The series as a whole leads up to a consideration of Britain
and her relation with the rest of the world, which forms the
theme of the last book.
The series provides a course of Geography for Elementary
Schools, and for lower and middle forms in Secondary Schools.
The later books are very suitable for use in Continuation Schools.
A Series of Simple Geographical Stories.
BY M. E. GULLICK
Price, paper cover, 6d. net each : limp cloth, 8d. net.
1. The Little Brown Girl.
2. The Pig-tail Boy.
3. The Sunflower Lantern.
4. The Banana Boy.
5. The Sheik's Daughter.
6. Manuel's Adventure.
IN these little books the author has contrived to convey a cer-
tain amount of geographical information in the guise of stories.
The scenes are laid in foreign lands ; the incidents are such as
might occur in the lives of children ; and the language and style
are studiously simple- Each book is illustrated with four
charming colour pictures.
OF CURRENT ENGLISH
H. W. FOWLER and F. G. FOWLER
Authors of 'The King's English'
From the Oxford Dictionary
Large Crown 8vo, Pp. xii+1044, cloth. Price Rs. 4-11.
The most accurate and comprehensive dictionary hitherto
placed within the reach of Indian students.
Some of the special features of this work are:
The large amount of space given to common words.
The copious use of illustrative sentences-
The curtest possible treatment of uncommon words or those fitter for
the encyclopaedia than the dictionary.
The severest economy of expression that readers can be expected to put
The words or senses of words given are those 'current'.

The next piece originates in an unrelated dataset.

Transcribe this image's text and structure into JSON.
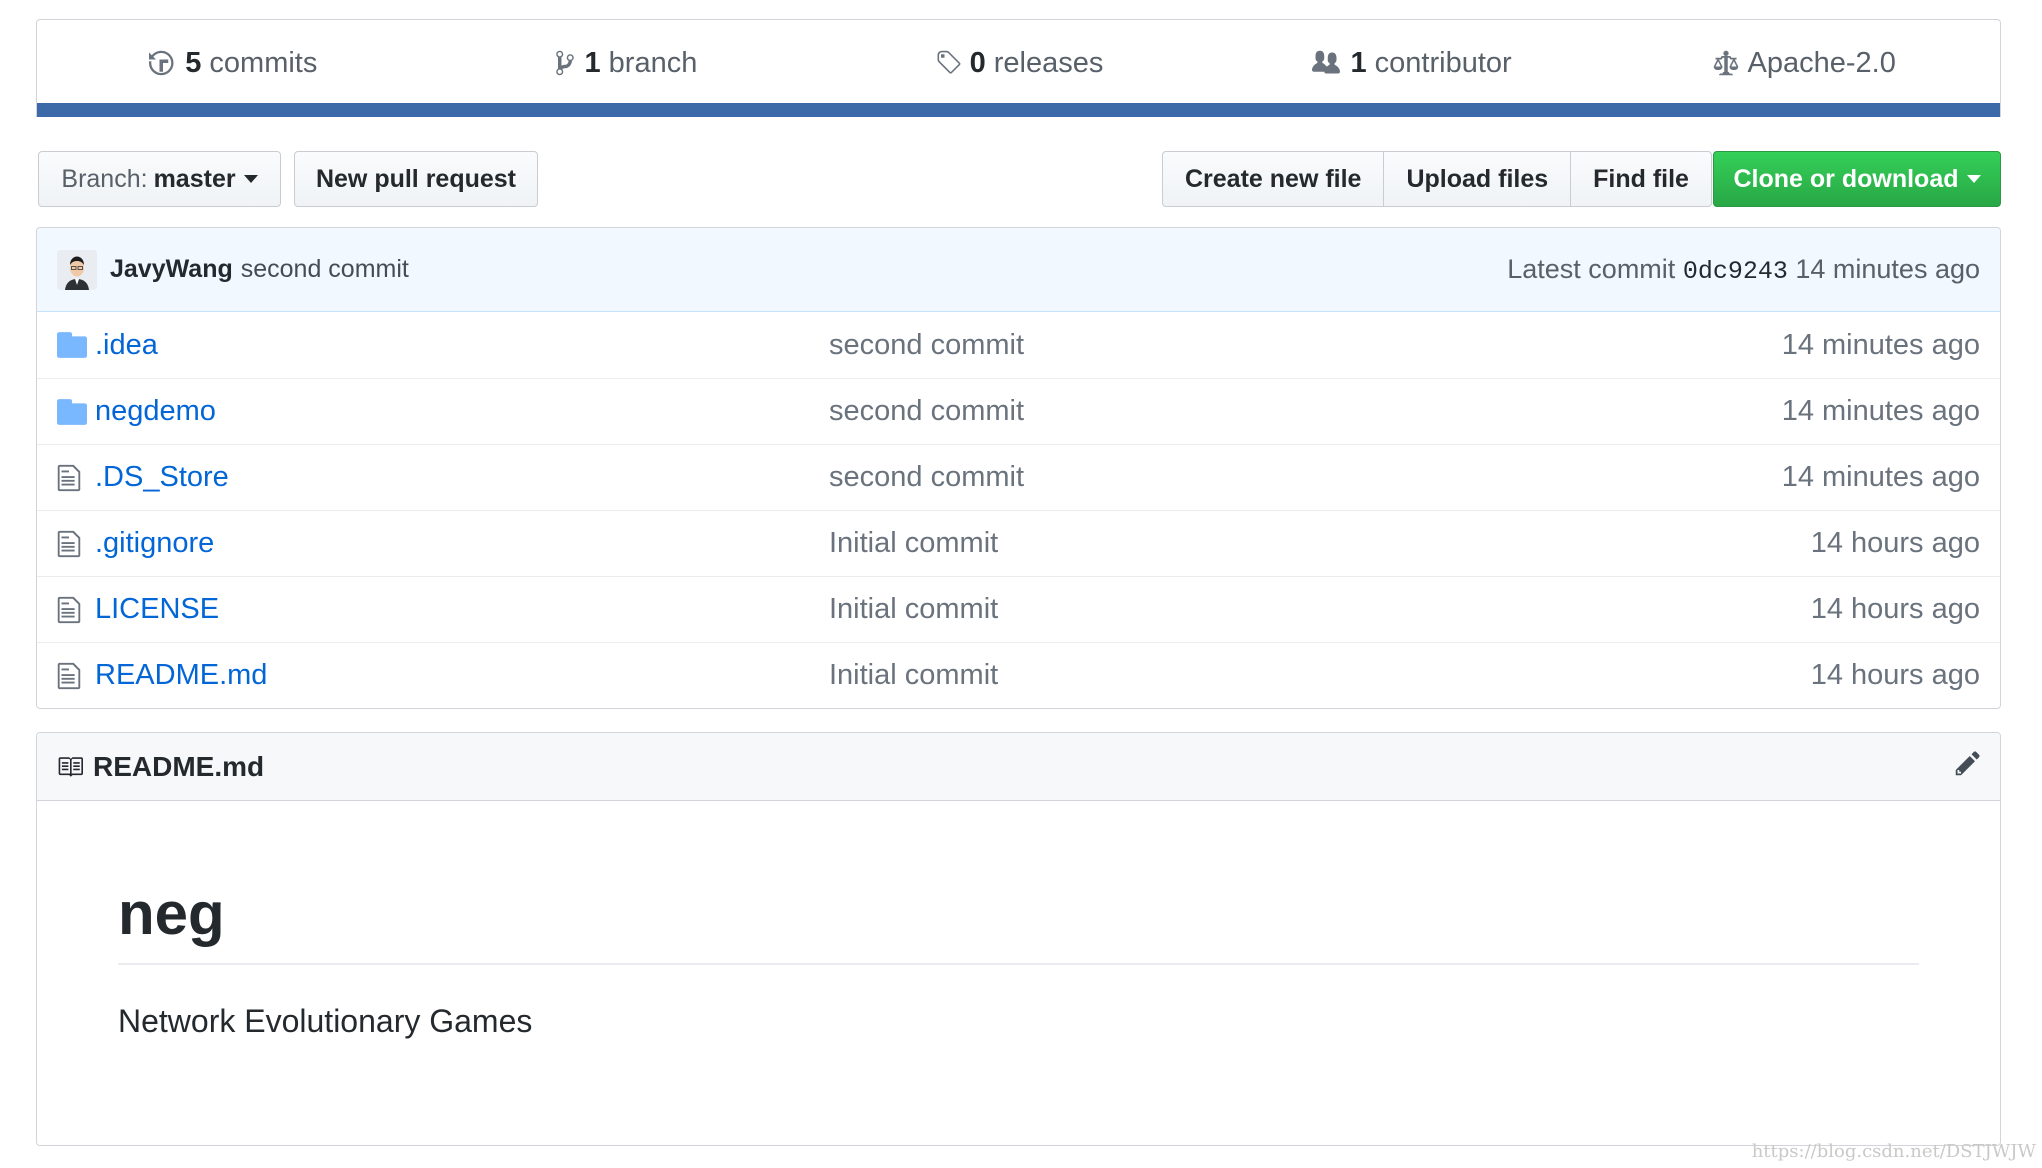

The authors 'include many words and senses that are fossilized having
in themselves no life or capacity for further development, but kept extant by
being enshrined in perhaps a single proverb or phrase'.
If fewer scientific and technical terms are given, colloquial, facetious,
slang, and vulgar expressions are admitted freely with a cautionary label.
The spelling is for the most part, but not invariably, that of the
Oxford English Dictionary.
When the pronunciation of a word is not sufficiently determined by
the placing of the stress-mark or by vowel quantities, further information is
appended in brackets
Etymology is given at the end of each article.
The Times, London says " In everything that we ordinarily expect^of
a popular Dictionary spelling, pronunciations, definitions, etymologies it
inherits the superiority of the Oxford Dictionary from which it is adapted.
In everything else that can concern a Dictionary (and how much thai is!), it
is not only ivithout a superior, it is literally without a rival."
OXFOED UNIVERSITY PRESS
LONDON, BOMBAY, MADRAS, CALCUTTA, LAHORE
THIS BOOK IS DUE ON THE LAST DATE
AN INITIAL FINE OF 25 CENTS
WILL BE ASSESSED FOR FAILURE TO RETURN
THIS BOOK ON THE DATE DUE. THE PENALTY
W/LL INCREASE TO so CENTS ON THE FOURTH
DAY AND TO $1.OO ON THE SEVENTH DAY
BEC.CIR. JAN 26*83
THE UNIVERSITY OF CALIFORNIA LIBRARY